Omalizumab has the potential to be an additional and solitary treatment option in patients with CF and ABPA. Early onset treatment may be beneficial and patients with early stage of lung disease seem to benefit more. mab: a new treatment option for allergic bronchopulmonary

 

Zicari AM. Celani C. De Castro G. Valerio De Biase R. Duse M. Anti IgE antibody as treatment of allergic bronchopulmonary aspergillosis in a patient with cystic fibrosis. Eur Rev Med Pharmaco 2014; 18(13):1839-41. [PubMed]
A girl with CF who experienced clinical and functional improvement over 12-months treatment with omalizumab. At 12 years, she presented with a worsening respiratory condition, asthma symptoms and reduced lung function (FEV1 of 78%). Blood tests showed an increased concentration of plasma total IgE and positive specific IgE antibodies to Aspergillus fumigatus; allergic skin tests were also positive for A. fumigatus. The patient started steroid therapy but had impaired glucose tolerance due to long-term steroid use. Subcutaneous omalizumab 300 mg every two weeks was initiated and after 14 weeks she had improved respiratory symptoms (FEV1 99%) and a marked reduction in the use of systemic antibiotic and corticosteroid therapies. No side effects were reported. This case shows that therapy with omalizumab for a prolonged period can resolve symptoms of asthma.
 
Omalizumab certainly appears to be a useful addition to the treatment available for variety of conditions including asthma and chronic urticaria. There are now reports of success in treatment ABPA in people with cystic fibrosis. A previous report suggests early treatment may be more effective.

 

 

Beam KT, Coop CA. Steroid sparing effect of omalizumab in seropositive allergic bronchopulmonary aspergillosis.
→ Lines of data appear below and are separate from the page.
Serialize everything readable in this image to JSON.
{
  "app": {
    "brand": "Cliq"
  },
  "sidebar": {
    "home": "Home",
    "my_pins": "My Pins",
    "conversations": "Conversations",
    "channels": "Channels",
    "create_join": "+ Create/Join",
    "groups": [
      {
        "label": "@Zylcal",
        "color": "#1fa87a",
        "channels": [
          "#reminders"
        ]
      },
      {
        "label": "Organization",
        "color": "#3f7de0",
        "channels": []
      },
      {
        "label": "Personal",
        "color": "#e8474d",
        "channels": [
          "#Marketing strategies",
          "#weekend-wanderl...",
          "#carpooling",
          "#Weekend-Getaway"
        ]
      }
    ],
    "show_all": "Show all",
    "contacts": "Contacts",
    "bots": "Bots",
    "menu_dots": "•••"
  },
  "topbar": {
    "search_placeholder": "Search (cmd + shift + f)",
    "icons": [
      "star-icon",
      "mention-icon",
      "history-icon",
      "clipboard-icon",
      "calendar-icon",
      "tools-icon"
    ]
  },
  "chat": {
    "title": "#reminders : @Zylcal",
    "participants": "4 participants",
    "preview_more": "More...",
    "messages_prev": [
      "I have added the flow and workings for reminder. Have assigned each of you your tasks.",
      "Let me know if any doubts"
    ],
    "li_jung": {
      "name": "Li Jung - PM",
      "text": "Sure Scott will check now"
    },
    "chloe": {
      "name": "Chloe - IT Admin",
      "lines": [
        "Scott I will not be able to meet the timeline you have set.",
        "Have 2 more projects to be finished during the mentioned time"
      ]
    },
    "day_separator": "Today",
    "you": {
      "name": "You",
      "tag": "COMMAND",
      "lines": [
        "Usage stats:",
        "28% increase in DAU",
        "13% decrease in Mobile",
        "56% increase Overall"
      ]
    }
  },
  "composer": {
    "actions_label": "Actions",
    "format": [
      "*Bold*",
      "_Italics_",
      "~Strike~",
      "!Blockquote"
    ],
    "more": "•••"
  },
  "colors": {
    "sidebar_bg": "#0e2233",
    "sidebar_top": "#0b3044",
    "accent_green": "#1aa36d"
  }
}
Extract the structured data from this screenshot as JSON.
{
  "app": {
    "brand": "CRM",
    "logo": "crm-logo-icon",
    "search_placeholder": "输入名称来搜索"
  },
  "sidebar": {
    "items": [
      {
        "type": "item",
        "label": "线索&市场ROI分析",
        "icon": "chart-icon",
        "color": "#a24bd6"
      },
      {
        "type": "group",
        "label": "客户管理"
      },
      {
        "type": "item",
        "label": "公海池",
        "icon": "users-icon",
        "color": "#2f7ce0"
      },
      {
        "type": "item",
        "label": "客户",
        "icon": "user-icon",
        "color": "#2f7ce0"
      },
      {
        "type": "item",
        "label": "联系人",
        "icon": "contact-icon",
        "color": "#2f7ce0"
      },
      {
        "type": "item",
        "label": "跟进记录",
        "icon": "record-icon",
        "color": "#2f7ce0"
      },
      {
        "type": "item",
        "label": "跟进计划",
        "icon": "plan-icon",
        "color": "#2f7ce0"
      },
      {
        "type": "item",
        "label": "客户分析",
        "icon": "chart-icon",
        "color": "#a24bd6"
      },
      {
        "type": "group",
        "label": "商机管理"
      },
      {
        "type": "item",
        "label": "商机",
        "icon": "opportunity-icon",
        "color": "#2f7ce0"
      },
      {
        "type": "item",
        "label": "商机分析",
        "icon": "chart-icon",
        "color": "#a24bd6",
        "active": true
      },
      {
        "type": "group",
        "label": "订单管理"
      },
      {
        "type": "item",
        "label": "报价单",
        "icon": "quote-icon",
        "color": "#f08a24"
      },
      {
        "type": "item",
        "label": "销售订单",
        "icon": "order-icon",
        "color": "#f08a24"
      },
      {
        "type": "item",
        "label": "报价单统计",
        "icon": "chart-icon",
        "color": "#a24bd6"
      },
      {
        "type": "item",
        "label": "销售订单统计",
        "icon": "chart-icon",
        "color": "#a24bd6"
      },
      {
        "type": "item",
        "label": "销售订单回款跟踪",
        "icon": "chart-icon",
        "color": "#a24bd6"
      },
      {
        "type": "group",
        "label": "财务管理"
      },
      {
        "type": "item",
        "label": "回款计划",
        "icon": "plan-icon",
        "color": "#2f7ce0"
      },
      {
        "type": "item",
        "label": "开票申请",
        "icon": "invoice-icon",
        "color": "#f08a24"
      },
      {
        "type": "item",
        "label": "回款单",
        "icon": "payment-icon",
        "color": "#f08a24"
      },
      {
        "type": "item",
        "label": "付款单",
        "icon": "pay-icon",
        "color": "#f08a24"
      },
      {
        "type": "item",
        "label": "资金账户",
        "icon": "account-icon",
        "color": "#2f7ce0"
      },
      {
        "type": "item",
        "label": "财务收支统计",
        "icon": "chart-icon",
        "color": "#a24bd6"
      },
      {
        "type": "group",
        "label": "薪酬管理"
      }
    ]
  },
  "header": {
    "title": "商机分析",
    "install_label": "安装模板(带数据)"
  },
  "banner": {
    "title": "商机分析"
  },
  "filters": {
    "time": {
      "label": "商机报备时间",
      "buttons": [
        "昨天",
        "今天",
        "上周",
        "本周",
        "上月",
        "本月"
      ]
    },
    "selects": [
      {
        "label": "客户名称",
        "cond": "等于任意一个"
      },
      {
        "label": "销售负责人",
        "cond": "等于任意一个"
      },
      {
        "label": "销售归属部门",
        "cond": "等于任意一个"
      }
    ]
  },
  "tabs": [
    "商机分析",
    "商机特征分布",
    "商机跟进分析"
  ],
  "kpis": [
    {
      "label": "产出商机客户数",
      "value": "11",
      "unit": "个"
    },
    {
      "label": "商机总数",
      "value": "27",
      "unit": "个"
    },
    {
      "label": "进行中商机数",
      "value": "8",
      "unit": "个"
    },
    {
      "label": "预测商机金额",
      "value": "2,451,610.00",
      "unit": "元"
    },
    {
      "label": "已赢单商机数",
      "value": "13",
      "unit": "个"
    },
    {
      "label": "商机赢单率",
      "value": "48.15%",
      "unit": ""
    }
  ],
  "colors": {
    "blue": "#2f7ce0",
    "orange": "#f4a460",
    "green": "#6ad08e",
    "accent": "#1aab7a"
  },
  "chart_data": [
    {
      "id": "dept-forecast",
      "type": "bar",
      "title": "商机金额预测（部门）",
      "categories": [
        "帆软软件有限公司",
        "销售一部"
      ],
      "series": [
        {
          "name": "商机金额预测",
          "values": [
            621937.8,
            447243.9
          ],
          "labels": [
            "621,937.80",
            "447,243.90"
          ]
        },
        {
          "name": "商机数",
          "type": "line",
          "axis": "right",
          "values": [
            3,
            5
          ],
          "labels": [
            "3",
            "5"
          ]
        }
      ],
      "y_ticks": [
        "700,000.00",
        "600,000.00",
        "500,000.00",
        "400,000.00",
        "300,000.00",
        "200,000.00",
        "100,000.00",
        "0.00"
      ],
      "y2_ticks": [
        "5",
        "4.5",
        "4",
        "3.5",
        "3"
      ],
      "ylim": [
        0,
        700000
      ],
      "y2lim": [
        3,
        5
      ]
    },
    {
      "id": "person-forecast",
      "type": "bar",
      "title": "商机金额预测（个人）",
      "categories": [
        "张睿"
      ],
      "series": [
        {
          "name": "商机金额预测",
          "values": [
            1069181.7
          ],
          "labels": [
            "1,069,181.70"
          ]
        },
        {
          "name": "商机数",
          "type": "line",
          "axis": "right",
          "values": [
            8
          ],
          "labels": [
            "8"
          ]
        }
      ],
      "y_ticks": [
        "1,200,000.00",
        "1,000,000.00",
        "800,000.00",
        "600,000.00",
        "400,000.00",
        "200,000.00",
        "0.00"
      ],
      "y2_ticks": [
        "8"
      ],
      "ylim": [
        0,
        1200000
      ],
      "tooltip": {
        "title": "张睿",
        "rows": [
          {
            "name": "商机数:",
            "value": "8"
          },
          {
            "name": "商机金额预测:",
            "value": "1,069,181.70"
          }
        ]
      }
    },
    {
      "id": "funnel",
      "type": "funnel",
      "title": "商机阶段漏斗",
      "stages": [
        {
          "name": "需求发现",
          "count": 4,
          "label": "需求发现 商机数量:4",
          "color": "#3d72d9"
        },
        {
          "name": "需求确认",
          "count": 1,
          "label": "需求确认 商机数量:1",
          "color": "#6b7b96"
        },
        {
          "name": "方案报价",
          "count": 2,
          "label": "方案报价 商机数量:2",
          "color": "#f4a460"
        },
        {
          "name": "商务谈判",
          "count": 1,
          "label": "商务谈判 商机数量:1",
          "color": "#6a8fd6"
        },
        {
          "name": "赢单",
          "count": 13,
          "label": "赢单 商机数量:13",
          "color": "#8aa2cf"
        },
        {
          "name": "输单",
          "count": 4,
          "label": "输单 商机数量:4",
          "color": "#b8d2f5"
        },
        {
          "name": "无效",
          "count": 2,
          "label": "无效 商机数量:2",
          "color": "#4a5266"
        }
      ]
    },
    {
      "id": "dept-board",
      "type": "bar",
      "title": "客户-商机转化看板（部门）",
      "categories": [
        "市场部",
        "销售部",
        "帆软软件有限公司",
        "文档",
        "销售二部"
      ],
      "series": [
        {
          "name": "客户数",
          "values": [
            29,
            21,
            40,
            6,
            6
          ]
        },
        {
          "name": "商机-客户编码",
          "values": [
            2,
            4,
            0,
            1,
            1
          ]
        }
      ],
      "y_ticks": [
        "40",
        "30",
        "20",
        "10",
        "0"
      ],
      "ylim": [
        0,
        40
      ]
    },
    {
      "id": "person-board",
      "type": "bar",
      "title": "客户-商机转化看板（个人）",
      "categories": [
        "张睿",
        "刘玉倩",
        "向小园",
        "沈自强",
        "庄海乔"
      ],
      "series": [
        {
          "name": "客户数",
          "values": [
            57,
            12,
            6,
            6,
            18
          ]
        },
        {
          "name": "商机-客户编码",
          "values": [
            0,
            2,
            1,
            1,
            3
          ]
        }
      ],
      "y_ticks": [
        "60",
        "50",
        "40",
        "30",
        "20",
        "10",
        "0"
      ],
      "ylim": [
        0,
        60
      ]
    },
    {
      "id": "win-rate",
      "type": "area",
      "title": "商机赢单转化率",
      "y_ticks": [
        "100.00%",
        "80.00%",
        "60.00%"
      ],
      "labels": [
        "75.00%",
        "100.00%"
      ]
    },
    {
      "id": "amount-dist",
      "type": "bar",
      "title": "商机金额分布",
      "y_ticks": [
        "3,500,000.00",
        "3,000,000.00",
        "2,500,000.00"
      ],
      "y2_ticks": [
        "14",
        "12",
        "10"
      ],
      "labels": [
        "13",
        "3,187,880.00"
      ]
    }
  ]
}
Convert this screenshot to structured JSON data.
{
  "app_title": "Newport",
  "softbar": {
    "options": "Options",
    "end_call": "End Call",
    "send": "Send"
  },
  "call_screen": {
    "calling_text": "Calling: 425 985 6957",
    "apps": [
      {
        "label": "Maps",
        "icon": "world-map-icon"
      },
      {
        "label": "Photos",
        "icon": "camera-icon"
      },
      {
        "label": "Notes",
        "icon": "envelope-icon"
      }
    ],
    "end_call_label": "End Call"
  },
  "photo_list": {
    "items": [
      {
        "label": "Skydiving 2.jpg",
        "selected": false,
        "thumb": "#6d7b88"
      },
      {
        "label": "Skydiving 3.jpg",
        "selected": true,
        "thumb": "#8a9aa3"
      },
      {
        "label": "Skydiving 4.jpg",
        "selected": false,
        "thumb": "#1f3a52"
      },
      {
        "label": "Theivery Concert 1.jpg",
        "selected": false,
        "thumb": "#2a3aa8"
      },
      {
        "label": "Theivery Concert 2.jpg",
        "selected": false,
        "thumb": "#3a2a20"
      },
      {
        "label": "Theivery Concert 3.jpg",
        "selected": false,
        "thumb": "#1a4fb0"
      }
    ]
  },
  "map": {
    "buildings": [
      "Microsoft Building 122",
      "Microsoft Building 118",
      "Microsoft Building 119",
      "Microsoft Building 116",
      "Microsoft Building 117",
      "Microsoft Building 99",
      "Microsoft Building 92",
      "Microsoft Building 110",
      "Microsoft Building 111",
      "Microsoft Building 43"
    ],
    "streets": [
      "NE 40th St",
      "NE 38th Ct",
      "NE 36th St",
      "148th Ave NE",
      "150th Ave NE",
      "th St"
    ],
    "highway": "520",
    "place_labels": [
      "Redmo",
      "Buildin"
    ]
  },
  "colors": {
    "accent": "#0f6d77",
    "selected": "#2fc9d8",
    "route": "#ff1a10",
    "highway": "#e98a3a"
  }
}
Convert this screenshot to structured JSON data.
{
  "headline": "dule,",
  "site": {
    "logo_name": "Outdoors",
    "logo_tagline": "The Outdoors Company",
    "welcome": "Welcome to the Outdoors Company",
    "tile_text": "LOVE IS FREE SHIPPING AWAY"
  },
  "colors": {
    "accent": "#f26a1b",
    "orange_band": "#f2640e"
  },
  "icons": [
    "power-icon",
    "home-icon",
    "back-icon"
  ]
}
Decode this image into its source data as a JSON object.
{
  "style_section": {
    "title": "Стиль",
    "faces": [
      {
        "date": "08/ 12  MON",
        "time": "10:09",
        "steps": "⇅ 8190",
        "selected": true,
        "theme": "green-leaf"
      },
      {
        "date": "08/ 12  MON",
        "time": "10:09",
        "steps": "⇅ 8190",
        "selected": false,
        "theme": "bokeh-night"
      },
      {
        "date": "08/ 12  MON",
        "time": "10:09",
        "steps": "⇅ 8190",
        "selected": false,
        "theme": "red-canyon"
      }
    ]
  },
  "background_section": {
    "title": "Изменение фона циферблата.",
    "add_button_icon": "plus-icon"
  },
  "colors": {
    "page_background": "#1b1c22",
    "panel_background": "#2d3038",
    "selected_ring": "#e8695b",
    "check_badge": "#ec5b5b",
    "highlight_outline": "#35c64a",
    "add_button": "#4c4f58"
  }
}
Allergy Rhinol (Providence). 2015 Jan;6(2):143-5. doi: 10.2500/ar.2015.6.0128.
  Free PMC Article [PubMed]

A patient with CF with serologic ABPA who did not tolerate therapy with antifungals, was able to significantly reduce (by nearly 80%) her average daily steroid use while receiving anti-IgE therapy with omalizumab added to her other respiratory medications
Omalizumab may reduce corticosteroid dependence in patients with allergic bronchopulmonary aspergillosis for patients unable to tolerate antifungals, though the authors warn the use may be limited by cost.

 

- Omalizumab is a recombinant DNA-derived humanized IgG1k monoclonal antibody that specifically binds to free human immunoglobulin E (IgE) in the blood and interstitial fluid and to membrane-bound form of IgE (mIgE) on the surface of mIgE-expressing B lymphocytes (Schulman ES. Am J Respir Crit Care Med 2001; 164(8 Pt 2):s6-11)

 

 

Casciaro R, Naselli A, Cresta F, Ros M, Castagnola E, Minicucci L. Role of nebulized amphotericin B in the management of allergic bronchopulmonary aspergillosis in cystic fibrosis: Case report and review of literature.  J Chemother. 2015 Oct;27(5):307-11. doi: 10.1179/1973947814Y.0000000194. Epub 2014 May 14.
[PubMed]

The authors used nebulized liposomal amphotericin B (L-AMB) in a patient affected by CF, complicated by ABPA. The previous combined treatment with oral steroids and azoles had no respiratory benefit and caused relevant side effects. Amphotericin B has always been well tolerated and permitted a slight steroid tapering. They also observed benefits in pulmonary function and laboratory tests.
Few data are available in literature about the use of nebulized AMB in CF and there are no RCTs evaluating antifungals in CF-ABPA. In the authors’ opinion, the reported case suggests that nebulized L-AMB could represent a possible strategy in ABPA management in CF patients.

- There is a later RCT of nebulised budesonide +/- amphotericin in 21 asthmatic patients with ABPA. Over a year 66.7% of the controls but only 8.3% of the treated patients had exacerbations of their ABPA (Ram et al.2016)